▶ **DATA**:
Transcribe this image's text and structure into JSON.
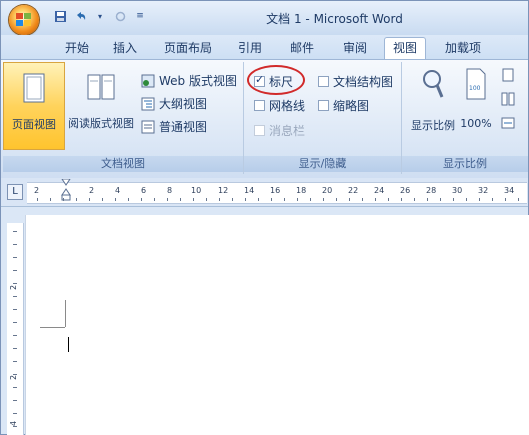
{
  "window": {
    "title": "文档 1 - Microsoft Word"
  },
  "qat": {
    "save_icon": "save-icon",
    "undo_icon": "undo-icon",
    "redo_icon": "redo-icon",
    "customize_icon": "customize-qat-icon"
  },
  "tabs": [
    {
      "label": "开始"
    },
    {
      "label": "插入"
    },
    {
      "label": "页面布局"
    },
    {
      "label": "引用"
    },
    {
      "label": "邮件"
    },
    {
      "label": "审阅"
    },
    {
      "label": "视图"
    },
    {
      "label": "加载项"
    }
  ],
  "ribbon": {
    "doc_views": {
      "group_label": "文档视图",
      "page_view": "页面视图",
      "reading_view": "阅读版式视图",
      "web_view": "Web 版式视图",
      "outline_view": "大纲视图",
      "draft_view": "普通视图"
    },
    "show_hide": {
      "group_label": "显示/隐藏",
      "ruler": "标尺",
      "ruler_checked": true,
      "doc_map": "文档结构图",
      "gridlines": "网格线",
      "thumbnails": "缩略图",
      "message_bar": "消息栏"
    },
    "zoom": {
      "group_label": "显示比例",
      "zoom": "显示比例",
      "zoom_100": "100%"
    }
  },
  "ruler": {
    "numbers": [
      "2",
      "2",
      "4",
      "6",
      "8",
      "10",
      "12",
      "14",
      "16",
      "18",
      "20",
      "22",
      "24",
      "26",
      "28",
      "30",
      "32",
      "34"
    ],
    "v_numbers": [
      "2",
      "2",
      "4"
    ]
  }
}
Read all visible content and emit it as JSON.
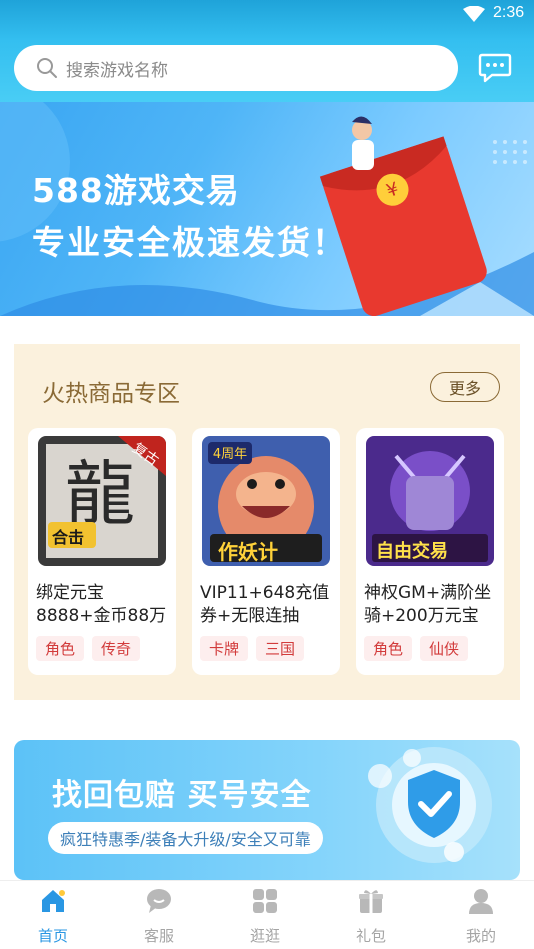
{
  "status_bar": {
    "time": "2:36"
  },
  "search": {
    "placeholder": "搜索游戏名称"
  },
  "banner": {
    "line1": "588游戏交易",
    "line2": "专业安全极速发货！"
  },
  "hot_section": {
    "title": "火热商品专区",
    "more_label": "更多",
    "products": [
      {
        "title": "绑定元宝8888+金币88万",
        "tags": [
          "角色",
          "传奇"
        ],
        "thumb_text": "合击"
      },
      {
        "title": "VIP11+648充值券+无限连抽",
        "tags": [
          "卡牌",
          "三国"
        ],
        "thumb_text": "作妖计"
      },
      {
        "title": "神权GM+满阶坐骑+200万元宝",
        "tags": [
          "角色",
          "仙侠"
        ],
        "thumb_text": "自由交易"
      }
    ]
  },
  "banner2": {
    "title": "找回包赔 买号安全",
    "subtitle": "疯狂特惠季/装备大升级/安全又可靠"
  },
  "bottom_nav": [
    {
      "label": "首页",
      "icon": "home-icon",
      "active": true
    },
    {
      "label": "客服",
      "icon": "chat-bubble-icon",
      "active": false
    },
    {
      "label": "逛逛",
      "icon": "grid-icon",
      "active": false
    },
    {
      "label": "礼包",
      "icon": "gift-icon",
      "active": false
    },
    {
      "label": "我的",
      "icon": "user-icon",
      "active": false
    }
  ],
  "colors": {
    "accent": "#2a97e3",
    "header": "#34bff0",
    "tag_text": "#d23b3b",
    "hot_bg": "#fbf1dd"
  }
}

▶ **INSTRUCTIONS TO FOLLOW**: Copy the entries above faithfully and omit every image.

▶ **ANSWER BOX**:
Transcribe this image's text and structure into JSON.
{
  "window": {
    "title": "文档 1 - Microsoft Word"
  },
  "qat": {
    "save_icon": "save-icon",
    "undo_icon": "undo-icon",
    "redo_icon": "redo-icon",
    "customize_icon": "customize-qat-icon"
  },
  "tabs": [
    {
      "label": "开始"
    },
    {
      "label": "插入"
    },
    {
      "label": "页面布局"
    },
    {
      "label": "引用"
    },
    {
      "label": "邮件"
    },
    {
      "label": "审阅"
    },
    {
      "label": "视图"
    },
    {
      "label": "加载项"
    }
  ],
  "ribbon": {
    "doc_views": {
      "group_label": "文档视图",
      "page_view": "页面视图",
      "reading_view": "阅读版式视图",
      "web_view": "Web 版式视图",
      "outline_view": "大纲视图",
      "draft_view": "普通视图"
    },
    "show_hide": {
      "group_label": "显示/隐藏",
      "ruler": "标尺",
      "ruler_checked": true,
      "doc_map": "文档结构图",
      "gridlines": "网格线",
      "thumbnails": "缩略图",
      "message_bar": "消息栏"
    },
    "zoom": {
      "group_label": "显示比例",
      "zoom": "显示比例",
      "zoom_100": "100%"
    }
  },
  "ruler": {
    "numbers": [
      "2",
      "2",
      "4",
      "6",
      "8",
      "10",
      "12",
      "14",
      "16",
      "18",
      "20",
      "22",
      "24",
      "26",
      "28",
      "30",
      "32",
      "34"
    ],
    "v_numbers": [
      "2",
      "2",
      "4"
    ]
  }
}
Read all visible content and emit it as JSON.
{
  "status_bar": {
    "time": "2:36"
  },
  "search": {
    "placeholder": "搜索游戏名称"
  },
  "banner": {
    "line1": "588游戏交易",
    "line2": "专业安全极速发货！"
  },
  "hot_section": {
    "title": "火热商品专区",
    "more_label": "更多",
    "products": [
      {
        "title": "绑定元宝8888+金币88万",
        "tags": [
          "角色",
          "传奇"
        ],
        "thumb_text": "合击"
      },
      {
        "title": "VIP11+648充值券+无限连抽",
        "tags": [
          "卡牌",
          "三国"
        ],
        "thumb_text": "作妖计"
      },
      {
        "title": "神权GM+满阶坐骑+200万元宝",
        "tags": [
          "角色",
          "仙侠"
        ],
        "thumb_text": "自由交易"
      }
    ]
  },
  "banner2": {
    "title": "找回包赔 买号安全",
    "subtitle": "疯狂特惠季/装备大升级/安全又可靠"
  },
  "bottom_nav": [
    {
      "label": "首页",
      "icon": "home-icon",
      "active": true
    },
    {
      "label": "客服",
      "icon": "chat-bubble-icon",
      "active": false
    },
    {
      "label": "逛逛",
      "icon": "grid-icon",
      "active": false
    },
    {
      "label": "礼包",
      "icon": "gift-icon",
      "active": false
    },
    {
      "label": "我的",
      "icon": "user-icon",
      "active": false
    }
  ],
  "colors": {
    "accent": "#2a97e3",
    "header": "#34bff0",
    "tag_text": "#d23b3b",
    "hot_bg": "#fbf1dd"
  }
}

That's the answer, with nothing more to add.